This week has been full of adventure from climbing down mountains to throwing plaster on adobe walls. The week started with a very fun trip to Chiracahua National Monument were camped out and went over to Read more…

Wishing on Sea Stars

During last Monday’s low tide, a team from the National Park Service’s Inventory and Monitoring Program met at Point Bolinas to gather data on the rocky intertidal. Luckily, Monday’s low tide was later than the Read more…

Week 6: An Unexpected Adventure

Last Thursday I completed my last day of cross-training. I trained with the fish electro-shocking crew. The fish crew goes out at 6:30 every morning and visits the different streams within the park to sample Read more…

Call of the Void

Recreational caving is new to me. Sure, I’ve poked around in small caves with a flashlight, but they’d either end or become crawlways that I didn’t feel comfortable going through. Prior to this summer, my Read more…

Living and Learning

Sometimes, things don’t go as planned. My work on the Dragonfly Mercury Project has thus far been a lot of organizing supplies, sending emails, and scouting potential sites. As I write this post, I have Read more…

Greetings from Zion!

Greetings from Zion National Park! Hello. My name is Camille Burrus. I am interning this summer at the beautiful Zion National Park. I have had the honor to work with the desert tortoise. Although the Read more…

The Missing Beaver

I spent most of this week in park wide training for first season park service staff but at the end of the week I led a hike on the Chilkoot Trail with the goal to Read more…

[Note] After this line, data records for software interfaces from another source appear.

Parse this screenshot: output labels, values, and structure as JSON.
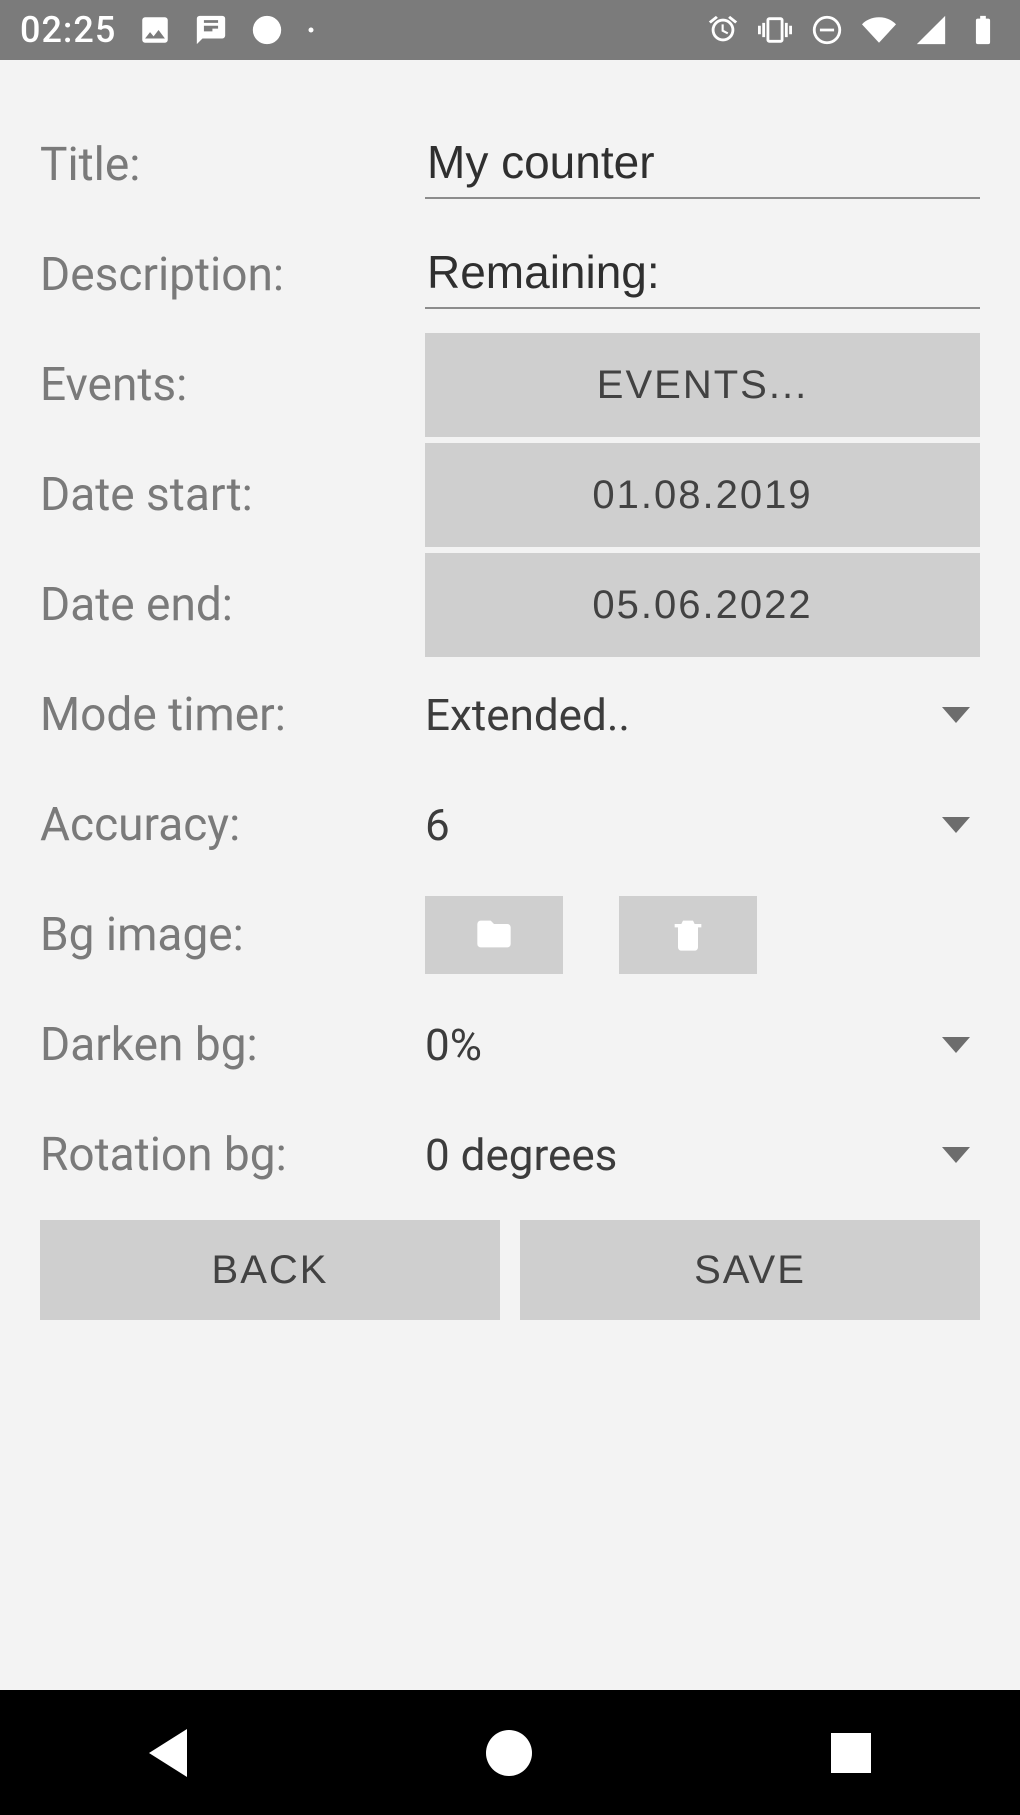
{
  "status": {
    "time": "02:25"
  },
  "form": {
    "title_label": "Title:",
    "title_value": "My counter",
    "description_label": "Description:",
    "description_value": "Remaining:",
    "events_label": "Events:",
    "events_button": "EVENTS...",
    "date_start_label": "Date start:",
    "date_start_value": "01.08.2019",
    "date_end_label": "Date end:",
    "date_end_value": "05.06.2022",
    "mode_timer_label": "Mode timer:",
    "mode_timer_value": "Extended..",
    "accuracy_label": "Accuracy:",
    "accuracy_value": "6",
    "bg_image_label": "Bg image:",
    "darken_bg_label": "Darken bg:",
    "darken_bg_value": "0%",
    "rotation_bg_label": "Rotation bg:",
    "rotation_bg_value": "0 degrees",
    "back_button": "BACK",
    "save_button": "SAVE"
  }
}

A “Mammoth” Thank You

When you’re a college student like me, you probably have people behind you cheering you on as you are going through school. Last summer I had an internship at Mammoth Cave National Park in Kentucky, Read more…

Always learning!

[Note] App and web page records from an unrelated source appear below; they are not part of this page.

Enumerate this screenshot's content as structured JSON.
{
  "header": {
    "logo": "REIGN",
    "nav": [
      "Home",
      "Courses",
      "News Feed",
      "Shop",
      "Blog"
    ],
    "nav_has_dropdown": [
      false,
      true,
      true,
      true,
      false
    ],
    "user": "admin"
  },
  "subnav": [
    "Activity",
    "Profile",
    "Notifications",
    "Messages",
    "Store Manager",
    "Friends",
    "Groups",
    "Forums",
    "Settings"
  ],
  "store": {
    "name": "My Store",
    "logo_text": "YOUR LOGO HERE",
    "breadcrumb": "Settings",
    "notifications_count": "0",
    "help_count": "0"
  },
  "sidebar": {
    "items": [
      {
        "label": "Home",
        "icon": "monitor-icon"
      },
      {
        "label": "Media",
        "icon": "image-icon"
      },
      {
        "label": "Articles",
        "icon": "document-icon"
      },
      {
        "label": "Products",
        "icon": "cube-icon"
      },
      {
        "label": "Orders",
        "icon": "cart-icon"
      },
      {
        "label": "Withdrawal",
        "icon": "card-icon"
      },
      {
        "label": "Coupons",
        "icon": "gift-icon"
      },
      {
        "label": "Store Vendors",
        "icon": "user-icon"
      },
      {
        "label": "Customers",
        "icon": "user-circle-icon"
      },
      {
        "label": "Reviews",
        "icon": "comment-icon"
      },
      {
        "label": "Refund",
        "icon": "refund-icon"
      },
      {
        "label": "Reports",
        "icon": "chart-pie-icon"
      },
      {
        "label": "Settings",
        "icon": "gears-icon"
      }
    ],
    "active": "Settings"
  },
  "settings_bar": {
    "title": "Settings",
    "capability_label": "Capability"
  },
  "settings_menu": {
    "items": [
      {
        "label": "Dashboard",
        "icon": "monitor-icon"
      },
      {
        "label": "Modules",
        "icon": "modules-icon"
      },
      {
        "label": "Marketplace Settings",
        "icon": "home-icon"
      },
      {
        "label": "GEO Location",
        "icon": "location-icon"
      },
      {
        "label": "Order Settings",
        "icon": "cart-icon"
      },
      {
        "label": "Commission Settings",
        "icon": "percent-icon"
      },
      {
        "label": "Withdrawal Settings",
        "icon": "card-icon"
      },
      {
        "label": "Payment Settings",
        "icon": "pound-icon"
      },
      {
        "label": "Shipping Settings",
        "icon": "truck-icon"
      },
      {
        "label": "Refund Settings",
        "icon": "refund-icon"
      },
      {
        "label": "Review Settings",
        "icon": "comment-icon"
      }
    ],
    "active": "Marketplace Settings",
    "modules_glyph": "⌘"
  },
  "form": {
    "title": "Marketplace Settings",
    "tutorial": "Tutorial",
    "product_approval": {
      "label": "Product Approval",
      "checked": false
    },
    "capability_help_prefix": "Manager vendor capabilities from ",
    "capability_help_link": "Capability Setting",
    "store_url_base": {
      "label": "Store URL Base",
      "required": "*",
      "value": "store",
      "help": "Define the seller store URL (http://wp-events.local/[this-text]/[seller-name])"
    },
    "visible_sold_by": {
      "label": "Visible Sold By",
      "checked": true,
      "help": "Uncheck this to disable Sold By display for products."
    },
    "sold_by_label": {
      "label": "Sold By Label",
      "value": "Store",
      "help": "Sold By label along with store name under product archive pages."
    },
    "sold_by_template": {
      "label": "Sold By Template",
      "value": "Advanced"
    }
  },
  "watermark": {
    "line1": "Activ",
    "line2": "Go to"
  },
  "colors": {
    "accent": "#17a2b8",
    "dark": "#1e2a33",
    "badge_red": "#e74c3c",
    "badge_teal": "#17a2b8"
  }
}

Working in a National Park doesn’t always mean working outdoors! That was the case for me last week, as much of my time was spent at a computer. The great thing about living at a Read more…

Week 5: Influential People

During the course of my internship I have participated in multiple cross-training activities with other departments in the park, as well as training courses to be recertified in first aid/CPR/AED and training to learn proper Read more…

Wetland Restoration Planning

The project I will be focusing on will consist of implementing a plan to restore a wetland. The wetland, known as Dosey Gap, is located off Schoolhouse Gap trail. Survey methods include utilizing a Trimble Read more…

Beautiful Week

The week was full of early mornings, learning, meeting new people, and learning new skills. I loved every bit of it! The focus has changed to willow plant ID, which has proven to be challenging, Read more…

When a Tree Falls… it’s LWD!

This week, my partner Karl and I started our habitat mapping project in Redwood Creek. Our first task for the mapping project was to collect geographic locations at the edges of the water and along Read more…

First Day at the Park!

I have finally arrived in the state of Colorado for the first time! My journey from Washington to Colorado has been filled with changing landscapes, climate, and overall scenery. The drive from the Denver area Read more…

Survey Week

This past week I finally got out with my volunteers to do some bat surveys. The first survey we are doing is the Emergence Survey which is counting the number of bats that come out Read more…

Bears, Humans, and Fireflies

The Great Smoky Mountains has offered an abundance of new learning experiences. When hiking to a plot for data collection, it is important to remain aware of ones surroundings, the likelihood of crossing paths with Read more…

An Unexpected Discovery!

The last few weeks have been a blast, I have had a lot of fun rating slopes and understanding the vast landscape over here in Southeastern Arizona. As I look back to where I was Read more…

Learning Something New

Something New As recently stated my project is centered around G.I.S. which is Geographical Informational Systems. Before this internship experience G.I.S was never my strongest skill, but it was something I always wanted to learn. Read more…

The Man Who Knows Everything….

Alex is an aquatic ecologist with the Great Lakes Inventory and Monitoring Network. His research primarily takes place at Isle Royale which was his second stop on his park service intern journey. In 1998 he Read more…